Gemma Wright from NHS Employers and Lt Cdr Paul Falconer from the Defence Medical Servicesexplain how the medical reservist system works and the benefits that this partnership working can bring to employers and employees.
Medical reservists work and train alongside their health colleagues on a daily basis in the UK. In addition, they also use some of their spare time to undertake a second career, as a member of the Defence Medical Services. This is made possible by the support and understanding of their family, employer and colleagues. Medical reserves see the relationship between their two career paths as equally beneficial to one another, in that the required skill sets benefit each role, as well as profiting the individual.
Benefits to the employer and the medical reservist
A major benefit for the reservist is the additional experiences and training available, which can then be passed on to colleagues. On completion of basic military training, reservists are able to access a wide variety of Ministry of Defence funded professional and development courses. These are available in areas such as leadership, management, disaster relief and advance life support; as well as adventurous training in both the UK and abroad. Many reservists have commented that they believe they have been able to advance quicker within their civilian careers due to the training afforded to them as a reservist.
Dr Adham Khalek, a Royal Naval Reservist and an Educational Consultant at Oxford University Hospitals NHS Trust, refers to the situation as one of a complimentary relationship. He agrees with John Ferguson, an Army Reservist and Paramedic with South Central Ambulance Service NHS Trust, that both the training and skills gained through the reserves have been instrumental in achieving a faster level of career advancement. The reserve forces provides a rich variety of funded training that can be transferred into civilian roles. The value of this training can be worth thousands of pounds to employers and employees alike.
Employers can be recognised for their commitment to supporting reservists in their workforce through applying for the Employer Recognition Scheme (ERS). The scheme also demonstrates that the organisation has aligned their values and activities to those within the Armed Forces Covenant.
To support employers and NHS trusts, NHS Employers has been commissioned to deliver a NHS Reserve Forces Champions programme, manager’s guides and a soon to be launched Reserve Forces Footprint Map. The map, which will be live in October 2015, will provide contact details of each trust’s champion and other useful contacts.
The champions will be a focal point for all reserve matters within their organisation, a visible point of contact for reservists, potential reservists, and other organisations that wish to know more. They will be able to assist their organisation in progressing through the different stages of the ERS, all the way to the gold award. In 2014, organisations gained a national total of 10 gold awards, 358 silver awards and 147 bronze awards.
Employee work life balance
It is true that reservists are required to undertake regular military training which can range from 12 – 27 days per year, depending on the service and role. Many trusts fully support this situation and typically award their reservists an additional two weeks’ unpaid leave.
Minimising the impact on the employer

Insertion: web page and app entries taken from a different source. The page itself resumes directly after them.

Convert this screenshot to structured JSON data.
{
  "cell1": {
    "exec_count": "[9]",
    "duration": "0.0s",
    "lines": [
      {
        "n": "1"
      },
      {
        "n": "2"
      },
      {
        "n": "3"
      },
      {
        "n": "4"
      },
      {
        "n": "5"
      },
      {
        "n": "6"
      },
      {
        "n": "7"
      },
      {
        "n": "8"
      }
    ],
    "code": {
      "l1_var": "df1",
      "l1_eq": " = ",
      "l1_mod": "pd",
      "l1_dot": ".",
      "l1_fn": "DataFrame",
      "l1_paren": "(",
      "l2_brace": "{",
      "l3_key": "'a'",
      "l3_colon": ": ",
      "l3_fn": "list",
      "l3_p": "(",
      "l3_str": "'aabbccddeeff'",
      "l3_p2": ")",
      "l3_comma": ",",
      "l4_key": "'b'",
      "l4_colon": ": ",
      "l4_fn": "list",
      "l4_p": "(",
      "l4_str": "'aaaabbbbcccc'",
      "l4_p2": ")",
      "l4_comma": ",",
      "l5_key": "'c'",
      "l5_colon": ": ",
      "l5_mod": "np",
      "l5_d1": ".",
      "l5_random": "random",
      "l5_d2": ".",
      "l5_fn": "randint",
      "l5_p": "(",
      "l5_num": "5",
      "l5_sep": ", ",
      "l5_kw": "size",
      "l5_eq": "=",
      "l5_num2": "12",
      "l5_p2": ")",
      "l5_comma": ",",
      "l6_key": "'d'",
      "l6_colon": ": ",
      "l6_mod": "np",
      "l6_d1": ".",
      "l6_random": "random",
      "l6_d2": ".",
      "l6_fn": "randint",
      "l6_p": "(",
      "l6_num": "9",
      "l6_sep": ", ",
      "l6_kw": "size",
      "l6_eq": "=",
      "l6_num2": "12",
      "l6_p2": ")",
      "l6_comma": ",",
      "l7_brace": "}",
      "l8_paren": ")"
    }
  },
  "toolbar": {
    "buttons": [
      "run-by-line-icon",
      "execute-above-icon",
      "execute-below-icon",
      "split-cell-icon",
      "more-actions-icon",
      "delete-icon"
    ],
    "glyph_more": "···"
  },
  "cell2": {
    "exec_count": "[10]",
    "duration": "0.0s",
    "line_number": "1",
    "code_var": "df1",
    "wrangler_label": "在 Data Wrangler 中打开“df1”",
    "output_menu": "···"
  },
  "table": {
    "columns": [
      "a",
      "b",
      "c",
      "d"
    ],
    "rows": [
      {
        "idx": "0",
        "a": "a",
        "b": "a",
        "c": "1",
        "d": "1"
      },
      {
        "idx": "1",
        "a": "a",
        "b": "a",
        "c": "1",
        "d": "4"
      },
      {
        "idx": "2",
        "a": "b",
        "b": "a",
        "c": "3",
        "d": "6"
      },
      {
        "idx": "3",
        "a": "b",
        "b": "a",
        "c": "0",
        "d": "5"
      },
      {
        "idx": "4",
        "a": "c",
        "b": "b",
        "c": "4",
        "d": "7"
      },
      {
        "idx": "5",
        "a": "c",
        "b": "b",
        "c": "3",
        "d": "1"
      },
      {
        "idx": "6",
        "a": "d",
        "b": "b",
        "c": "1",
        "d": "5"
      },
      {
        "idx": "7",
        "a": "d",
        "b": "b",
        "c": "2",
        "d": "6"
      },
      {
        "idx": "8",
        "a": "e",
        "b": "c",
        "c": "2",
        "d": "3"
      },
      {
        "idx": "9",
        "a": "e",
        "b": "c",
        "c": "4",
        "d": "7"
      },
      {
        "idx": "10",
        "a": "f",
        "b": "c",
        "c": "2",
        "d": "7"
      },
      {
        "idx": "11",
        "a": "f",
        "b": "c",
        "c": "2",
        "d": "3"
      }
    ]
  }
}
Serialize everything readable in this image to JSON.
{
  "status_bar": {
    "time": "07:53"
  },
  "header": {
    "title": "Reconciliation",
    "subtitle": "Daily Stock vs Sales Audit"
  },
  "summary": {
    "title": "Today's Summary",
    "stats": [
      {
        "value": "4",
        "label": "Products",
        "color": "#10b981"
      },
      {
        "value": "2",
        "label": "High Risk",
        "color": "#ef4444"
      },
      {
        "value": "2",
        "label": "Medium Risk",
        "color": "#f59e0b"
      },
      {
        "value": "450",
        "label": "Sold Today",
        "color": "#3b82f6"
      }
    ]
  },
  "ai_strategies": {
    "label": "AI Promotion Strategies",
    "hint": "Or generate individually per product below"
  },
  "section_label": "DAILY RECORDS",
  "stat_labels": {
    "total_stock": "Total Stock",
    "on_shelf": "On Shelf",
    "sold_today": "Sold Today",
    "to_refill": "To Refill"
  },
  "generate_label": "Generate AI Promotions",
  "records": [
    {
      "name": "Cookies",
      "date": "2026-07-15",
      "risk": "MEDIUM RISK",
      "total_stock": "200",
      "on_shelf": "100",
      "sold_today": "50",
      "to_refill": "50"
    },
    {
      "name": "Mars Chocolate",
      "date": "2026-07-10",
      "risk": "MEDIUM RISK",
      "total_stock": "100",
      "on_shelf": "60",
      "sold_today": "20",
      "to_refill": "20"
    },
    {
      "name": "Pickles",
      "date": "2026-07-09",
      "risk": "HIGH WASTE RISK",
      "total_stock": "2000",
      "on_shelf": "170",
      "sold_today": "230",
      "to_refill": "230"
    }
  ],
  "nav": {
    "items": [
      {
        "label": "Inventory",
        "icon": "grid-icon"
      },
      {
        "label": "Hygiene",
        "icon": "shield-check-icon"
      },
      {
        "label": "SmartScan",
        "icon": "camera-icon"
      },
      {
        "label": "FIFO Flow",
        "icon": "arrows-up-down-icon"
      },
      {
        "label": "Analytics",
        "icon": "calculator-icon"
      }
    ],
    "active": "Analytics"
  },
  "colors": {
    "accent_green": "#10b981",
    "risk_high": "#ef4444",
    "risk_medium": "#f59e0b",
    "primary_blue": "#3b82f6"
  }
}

The Ministry of Defences provides a financial package to employers which includes:
- Employers do not have to pay reservist employees whilst they are mobilised, as they will be paid by the military.
- Employers can claim for additional salary costs including overtime if other employees are used to cover the work of the reservist and marginal salary costs of a temporary replacement.
- Employers can claim for one-off costs, including agency fees if used to find a temporary replacement.
- Employers can claim for any re-training that reservists need when they return to work, if it is essential for them to carry out their duties.
- If a reservist is entitled to remain a member of their occupational pension scheme and continues to pay their contributions, then the Ministry of Defence will pay the employer’s share when the reservist is deployed.
Gemma Wright, Programme Lead, Development and Employment Team, NHS Employers and Lieutenant Commander Paul Falconer, Defence Medical Services
Key facts on employing reservists in the NHS can be found on the NHS Employers useful fact sheet. http://www.nhsemployers.org/case-studies-and-resources/2015/06/key-facts-on-employing-reservists
More information on the support and resources that are available from NHS Employers can be found on their website. www.nhsemployers.org/reservists
For further information, please contact:
Navy jobs call 0345 607 5555
Army Medical call 0345 600 8080
RAF recruiting call 0345 606 9069